Every line of the entries that holds the word "image" is to be copied.

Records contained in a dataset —
---

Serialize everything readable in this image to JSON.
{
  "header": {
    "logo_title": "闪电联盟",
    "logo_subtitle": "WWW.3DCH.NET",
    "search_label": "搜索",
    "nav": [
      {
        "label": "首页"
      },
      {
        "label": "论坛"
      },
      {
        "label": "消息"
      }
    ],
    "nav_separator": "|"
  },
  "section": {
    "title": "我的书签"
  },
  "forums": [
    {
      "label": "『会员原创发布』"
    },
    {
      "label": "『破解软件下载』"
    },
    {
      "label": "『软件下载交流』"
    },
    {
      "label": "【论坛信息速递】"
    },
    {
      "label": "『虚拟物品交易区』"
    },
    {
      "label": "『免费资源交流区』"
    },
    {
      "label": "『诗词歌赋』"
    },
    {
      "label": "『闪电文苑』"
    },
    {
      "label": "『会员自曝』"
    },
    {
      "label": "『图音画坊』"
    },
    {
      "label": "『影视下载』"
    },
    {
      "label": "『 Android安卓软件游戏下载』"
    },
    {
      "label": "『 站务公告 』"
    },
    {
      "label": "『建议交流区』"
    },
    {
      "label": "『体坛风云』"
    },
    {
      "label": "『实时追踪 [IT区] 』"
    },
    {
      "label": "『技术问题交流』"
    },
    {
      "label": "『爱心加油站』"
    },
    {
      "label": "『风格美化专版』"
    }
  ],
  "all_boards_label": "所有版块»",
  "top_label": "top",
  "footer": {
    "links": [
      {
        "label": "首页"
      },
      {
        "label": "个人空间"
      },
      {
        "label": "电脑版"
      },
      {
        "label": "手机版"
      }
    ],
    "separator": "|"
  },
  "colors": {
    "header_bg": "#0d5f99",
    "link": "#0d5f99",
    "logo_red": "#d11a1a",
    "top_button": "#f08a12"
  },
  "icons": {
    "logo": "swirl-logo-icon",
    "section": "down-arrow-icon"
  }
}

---

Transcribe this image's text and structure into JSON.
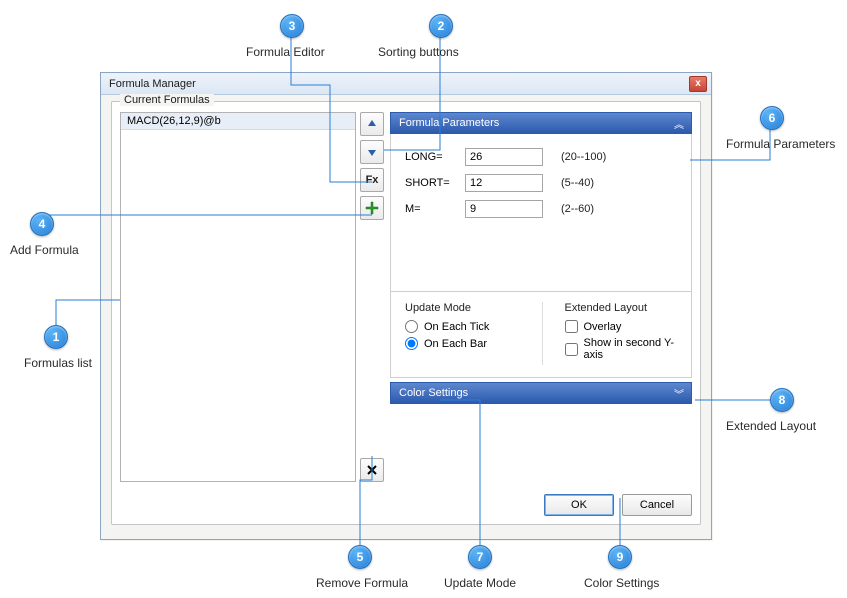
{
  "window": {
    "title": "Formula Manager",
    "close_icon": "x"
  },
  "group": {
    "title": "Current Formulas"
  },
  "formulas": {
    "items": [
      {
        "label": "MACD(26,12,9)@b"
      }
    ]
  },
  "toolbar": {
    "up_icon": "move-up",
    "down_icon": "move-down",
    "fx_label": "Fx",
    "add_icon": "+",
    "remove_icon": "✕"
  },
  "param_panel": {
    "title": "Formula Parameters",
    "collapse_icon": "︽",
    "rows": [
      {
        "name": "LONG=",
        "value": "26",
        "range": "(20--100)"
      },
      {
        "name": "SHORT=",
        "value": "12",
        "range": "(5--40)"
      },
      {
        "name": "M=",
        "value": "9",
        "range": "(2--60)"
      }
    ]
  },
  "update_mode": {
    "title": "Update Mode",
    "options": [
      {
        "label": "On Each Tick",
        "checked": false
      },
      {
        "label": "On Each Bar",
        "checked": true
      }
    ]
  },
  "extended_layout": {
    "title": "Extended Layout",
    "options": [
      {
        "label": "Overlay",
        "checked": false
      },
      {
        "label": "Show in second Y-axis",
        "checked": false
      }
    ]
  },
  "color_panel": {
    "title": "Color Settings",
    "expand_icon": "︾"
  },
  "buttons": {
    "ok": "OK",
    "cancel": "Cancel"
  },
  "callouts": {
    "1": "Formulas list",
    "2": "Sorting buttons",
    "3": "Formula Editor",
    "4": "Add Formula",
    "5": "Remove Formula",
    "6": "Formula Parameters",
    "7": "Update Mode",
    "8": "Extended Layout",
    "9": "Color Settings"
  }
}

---

RESPONSE TO THIS TASK —
Serialize everything readable in this image to JSON.
Transcribe this image's text and structure into JSON.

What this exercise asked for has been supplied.